Lilley, who created a “hazard rate” for admissions using official statistics on hospital stays, told Al Jazeera he was “quite confident” the strain is inherently milder, although it would take more time to know the true hospitalisation rate for the mutation.
“The exact percentage is hard to estimate before we receive more data on the increase in cases that are breakthroughs,” said Lilley, who published his initial analysis on social media on Tuesday. “But it is extremely likely to be less virulent.”
Lilley, whose analysis has not been peer-reviewed, said the data suggested the less severe illness associated with Omicron is not only because it is more likely to reinfect people who have already had COVID-19.
Although a growing body of evidence from South Africa, Denmark and UK shows Omicron results in milder disease, scientists are divided on whether that is due to the variant being inherently milder or because it is more often associated with breakthrough infections.
New South Wales is considered a fruitful environment for observing the severity of the variant due to the low number of previously infected people, the steady number of Delta cases in recent weeks that makes for a stable baseline, and a low vaccine booster rate.
About 80 percent of cases in the state, where 94 percent of adults more than 16 years of age are double-vaccinated, are believed to be Omicron, according to health authorities.
“New South Wales is the perfect laboratory because we know that selectivity towards reinfections is not a factor in the lower hospitalisation rate for Omicron and because vaccination rates were so high that most Delta cases were already breakthroughs,” Lilley said.
The state reported 5,715 new COVID-19 cases on Thursday, the most of any Australian jurisdiction since the pandemic began, but only 347 patients in hospital and 45 in intensive care.
Catherine Bennett, a public health expert and epidemiologist at Deakin University in Melbourne, told Al Jazeera the analysis was “encouraging” although it was still “early days.”
“A lot of our early cases were linked to spreader events and so 20-30 year olds were over-represented; that will lead to lower hospitalisations rates anyway,” Bennett said.
“But arguably [it’s the] same for recent Delta cases too, and they will be spreading the virus to older contacts now as well without knowing. So the longer this trend continues, the more reassuring it is.”
Alexandra Martiniuk, a professor of epidemiology at the University of Sydney’s Faculty of Medicine and Health, told Al Jazeera that the many factors affecting hospitalisation rates made it difficult to draw conclusions about the severity of Omicron at this point.

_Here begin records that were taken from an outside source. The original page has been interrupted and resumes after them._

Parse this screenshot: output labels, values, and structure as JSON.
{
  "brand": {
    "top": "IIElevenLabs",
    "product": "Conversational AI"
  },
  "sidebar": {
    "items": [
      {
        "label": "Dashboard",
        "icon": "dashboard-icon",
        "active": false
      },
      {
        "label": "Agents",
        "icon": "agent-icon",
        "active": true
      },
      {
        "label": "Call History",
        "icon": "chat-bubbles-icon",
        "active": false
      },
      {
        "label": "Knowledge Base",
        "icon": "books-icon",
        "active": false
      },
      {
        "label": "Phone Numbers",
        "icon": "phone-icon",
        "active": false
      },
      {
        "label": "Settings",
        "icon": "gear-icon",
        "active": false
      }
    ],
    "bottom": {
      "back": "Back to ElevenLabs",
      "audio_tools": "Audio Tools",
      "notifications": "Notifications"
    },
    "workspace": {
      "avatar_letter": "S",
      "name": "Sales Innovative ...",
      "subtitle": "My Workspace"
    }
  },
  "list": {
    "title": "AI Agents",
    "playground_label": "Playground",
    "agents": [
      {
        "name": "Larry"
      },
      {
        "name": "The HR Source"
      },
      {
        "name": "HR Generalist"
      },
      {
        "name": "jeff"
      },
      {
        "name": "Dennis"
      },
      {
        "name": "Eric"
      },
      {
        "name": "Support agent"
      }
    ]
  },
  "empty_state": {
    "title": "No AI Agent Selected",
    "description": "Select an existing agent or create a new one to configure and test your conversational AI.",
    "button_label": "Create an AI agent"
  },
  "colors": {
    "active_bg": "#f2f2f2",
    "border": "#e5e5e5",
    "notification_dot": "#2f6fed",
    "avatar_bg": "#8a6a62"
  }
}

“Until we have more data on fully vaccinated cases and their potential need for hospital, as well until we see more Omicron cases in the older age groups and in the unvaccinated, it will remain challenging to make any stable declarations about the case hospitalisation rate for Omicron in NSW,” Martiniuk said.